Life is a combination of inward and outward journeys. I realized that I am a space. The space exists at the intersection where both the external and internal realities can manifest. I find myself through others and everything in this world. The learning is to let ‘I’ die and manifest through others.

Linkedin has an interesting option to add a headline below your name. I see so many visionaries, ‘Out of the box’ thinkers, and most of the people relate to themselves based on their work. I tried to put something in my Linkedin Headline but realized that every headline that I wrote was ‘limiting’ myself to a box. I am not my job, I am not my credentials, I am not my university degrees and so, for a long time used this headline ‘Disrupting Myself’. But it has become clear in recent times and my new headline is ‘How may I serve you?’ and this helped me to come out of the box.

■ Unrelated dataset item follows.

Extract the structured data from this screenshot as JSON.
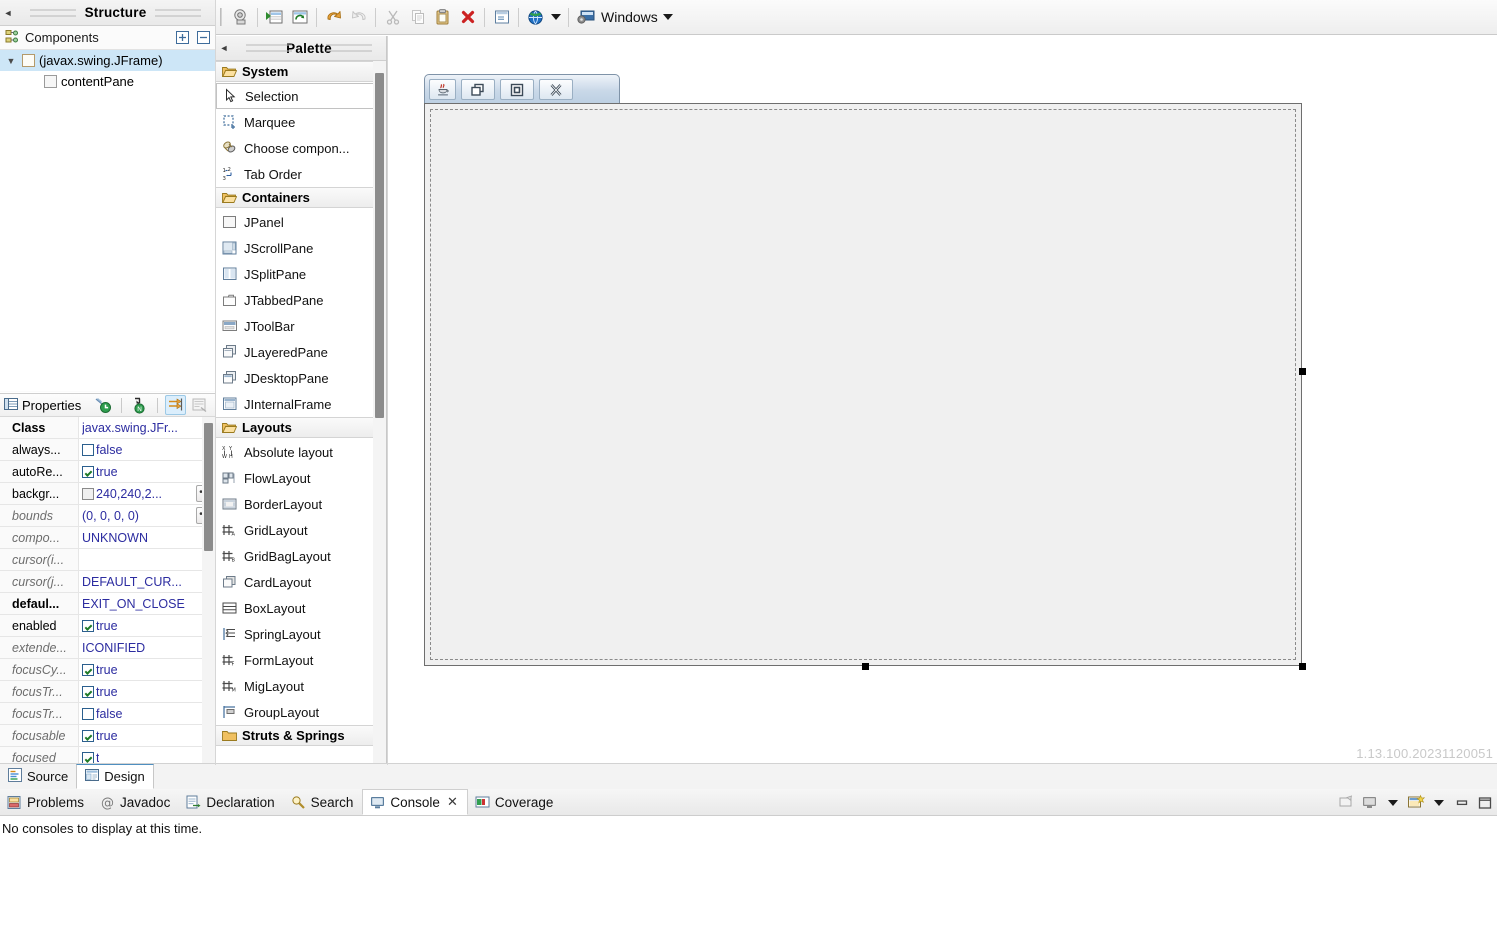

Through my service, let them define ‘Who am I’ for them. ‘Who am I?’ is not a question that has to be answered by me but rather by the people around me and by the impact that is created in their lives because of my contribution.

We started with Sri Ramana Maharishi’s question ‘Who am I?’ and the quote below from Sri Ramana Maharishi sums it up beautifully for me.

How may I serve you?

— — —

PS: I may evolve from some of these positions over the years but this is my position at this point of time.




Father, Entrepreneur & Writer; Edison award winning innovation; Daytime Emmy nominated animation; Author of two books; WEF Davos, Cannes Lions, TEDx